TASK OBJECTIVE
Nothing in the listing may change. Repeat all of it.

========================================================================

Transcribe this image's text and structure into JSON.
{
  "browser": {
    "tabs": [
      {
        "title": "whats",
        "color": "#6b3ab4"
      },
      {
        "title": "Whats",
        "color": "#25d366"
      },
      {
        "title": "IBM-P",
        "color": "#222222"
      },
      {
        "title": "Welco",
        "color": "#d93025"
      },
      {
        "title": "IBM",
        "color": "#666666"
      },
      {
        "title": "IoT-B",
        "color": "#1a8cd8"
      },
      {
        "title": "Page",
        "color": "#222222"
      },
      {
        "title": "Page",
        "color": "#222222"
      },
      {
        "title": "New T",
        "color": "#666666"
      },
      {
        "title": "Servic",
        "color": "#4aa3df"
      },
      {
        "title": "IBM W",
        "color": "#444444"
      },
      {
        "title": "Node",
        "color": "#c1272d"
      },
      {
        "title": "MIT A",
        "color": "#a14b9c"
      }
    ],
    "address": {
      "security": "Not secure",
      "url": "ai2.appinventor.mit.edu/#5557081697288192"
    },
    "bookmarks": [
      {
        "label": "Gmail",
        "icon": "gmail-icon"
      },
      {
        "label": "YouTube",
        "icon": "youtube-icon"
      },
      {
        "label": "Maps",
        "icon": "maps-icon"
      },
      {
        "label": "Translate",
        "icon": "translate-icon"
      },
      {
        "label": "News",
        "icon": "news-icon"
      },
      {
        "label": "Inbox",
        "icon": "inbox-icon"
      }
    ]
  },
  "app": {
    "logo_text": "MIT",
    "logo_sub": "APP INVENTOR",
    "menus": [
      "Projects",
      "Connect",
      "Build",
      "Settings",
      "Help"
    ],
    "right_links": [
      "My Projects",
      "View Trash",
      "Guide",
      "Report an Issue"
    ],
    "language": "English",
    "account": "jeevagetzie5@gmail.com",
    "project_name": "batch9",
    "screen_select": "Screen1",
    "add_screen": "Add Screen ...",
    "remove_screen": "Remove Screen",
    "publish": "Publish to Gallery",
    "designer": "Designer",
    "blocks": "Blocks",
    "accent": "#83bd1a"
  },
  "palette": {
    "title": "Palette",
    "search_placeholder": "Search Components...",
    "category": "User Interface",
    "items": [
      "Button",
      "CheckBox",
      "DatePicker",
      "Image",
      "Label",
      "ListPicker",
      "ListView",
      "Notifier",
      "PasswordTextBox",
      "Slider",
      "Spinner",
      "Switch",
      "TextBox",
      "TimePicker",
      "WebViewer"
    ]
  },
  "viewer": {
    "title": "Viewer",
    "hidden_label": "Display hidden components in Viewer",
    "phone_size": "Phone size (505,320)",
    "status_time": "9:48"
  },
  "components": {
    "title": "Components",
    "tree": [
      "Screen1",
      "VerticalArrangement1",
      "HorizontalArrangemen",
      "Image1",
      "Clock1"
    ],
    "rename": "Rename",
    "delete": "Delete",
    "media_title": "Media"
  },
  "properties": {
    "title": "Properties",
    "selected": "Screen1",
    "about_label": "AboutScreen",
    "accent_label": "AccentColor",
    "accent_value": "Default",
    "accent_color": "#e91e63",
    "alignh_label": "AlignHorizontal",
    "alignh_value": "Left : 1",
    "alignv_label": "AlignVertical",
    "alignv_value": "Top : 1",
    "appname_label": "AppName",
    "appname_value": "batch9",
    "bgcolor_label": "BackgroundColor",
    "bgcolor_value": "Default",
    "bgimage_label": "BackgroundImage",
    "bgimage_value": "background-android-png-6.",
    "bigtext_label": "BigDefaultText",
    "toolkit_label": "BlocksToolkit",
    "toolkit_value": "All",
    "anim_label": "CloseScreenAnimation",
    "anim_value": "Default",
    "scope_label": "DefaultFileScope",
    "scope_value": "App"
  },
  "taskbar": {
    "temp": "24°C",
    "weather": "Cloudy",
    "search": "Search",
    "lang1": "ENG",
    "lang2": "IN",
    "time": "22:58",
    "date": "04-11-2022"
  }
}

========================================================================

REPLY
Transcribe this image's text and structure into JSON.
{
  "browser": {
    "tabs": [
      {
        "title": "whats",
        "color": "#6b3ab4"
      },
      {
        "title": "Whats",
        "color": "#25d366"
      },
      {
        "title": "IBM-P",
        "color": "#222222"
      },
      {
        "title": "Welco",
        "color": "#d93025"
      },
      {
        "title": "IBM",
        "color": "#666666"
      },
      {
        "title": "IoT-B",
        "color": "#1a8cd8"
      },
      {
        "title": "Page",
        "color": "#222222"
      },
      {
        "title": "Page",
        "color": "#222222"
      },
      {
        "title": "New T",
        "color": "#666666"
      },
      {
        "title": "Servic",
        "color": "#4aa3df"
      },
      {
        "title": "IBM W",
        "color": "#444444"
      },
      {
        "title": "Node",
        "color": "#c1272d"
      },
      {
        "title": "MIT A",
        "color": "#a14b9c"
      }
    ],
    "address": {
      "security": "Not secure",
      "url": "ai2.appinventor.mit.edu/#5557081697288192"
    },
    "bookmarks": [
      {
        "label": "Gmail",
        "icon": "gmail-icon"
      },
      {
        "label": "YouTube",
        "icon": "youtube-icon"
      },
      {
        "label": "Maps",
        "icon": "maps-icon"
      },
      {
        "label": "Translate",
        "icon": "translate-icon"
      },
      {
        "label": "News",
        "icon": "news-icon"
      },
      {
        "label": "Inbox",
        "icon": "inbox-icon"
      }
    ]
  },
  "app": {
    "logo_text": "MIT",
    "logo_sub": "APP INVENTOR",
    "menus": [
      "Projects",
      "Connect",
      "Build",
      "Settings",
      "Help"
    ],
    "right_links": [
      "My Projects",
      "View Trash",
      "Guide",
      "Report an Issue"
    ],
    "language": "English",
    "account": "jeevagetzie5@gmail.com",
    "project_name": "batch9",
    "screen_select": "Screen1",
    "add_screen": "Add Screen ...",
    "remove_screen": "Remove Screen",
    "publish": "Publish to Gallery",
    "designer": "Designer",
    "blocks": "Blocks",
    "accent": "#83bd1a"
  },
  "palette": {
    "title": "Palette",
    "search_placeholder": "Search Components...",
    "category": "User Interface",
    "items": [
      "Button",
      "CheckBox",
      "DatePicker",
      "Image",
      "Label",
      "ListPicker",
      "ListView",
      "Notifier",
      "PasswordTextBox",
      "Slider",
      "Spinner",
      "Switch",
      "TextBox",
      "TimePicker",
      "WebViewer"
    ]
  },
  "viewer": {
    "title": "Viewer",
    "hidden_label": "Display hidden components in Viewer",
    "phone_size": "Phone size (505,320)",
    "status_time": "9:48"
  },
  "components": {
    "title": "Components",
    "tree": [
      "Screen1",
      "VerticalArrangement1",
      "HorizontalArrangemen",
      "Image1",
      "Clock1"
    ],
    "rename": "Rename",
    "delete": "Delete",
    "media_title": "Media"
  },
  "properties": {
    "title": "Properties",
    "selected": "Screen1",
    "about_label": "AboutScreen",
    "accent_label": "AccentColor",
    "accent_value": "Default",
    "accent_color": "#e91e63",
    "alignh_label": "AlignHorizontal",
    "alignh_value": "Left : 1",
    "alignv_label": "AlignVertical",
    "alignv_value": "Top : 1",
    "appname_label": "AppName",
    "appname_value": "batch9",
    "bgcolor_label": "BackgroundColor",
    "bgcolor_value": "Default",
    "bgimage_label": "BackgroundImage",
    "bgimage_value": "background-android-png-6.",
    "bigtext_label": "BigDefaultText",
    "toolkit_label": "BlocksToolkit",
    "toolkit_value": "All",
    "anim_label": "CloseScreenAnimation",
    "anim_value": "Default",
    "scope_label": "DefaultFileScope",
    "scope_value": "App"
  },
  "taskbar": {
    "temp": "24°C",
    "weather": "Cloudy",
    "search": "Search",
    "lang1": "ENG",
    "lang2": "IN",
    "time": "22:58",
    "date": "04-11-2022"
  }
}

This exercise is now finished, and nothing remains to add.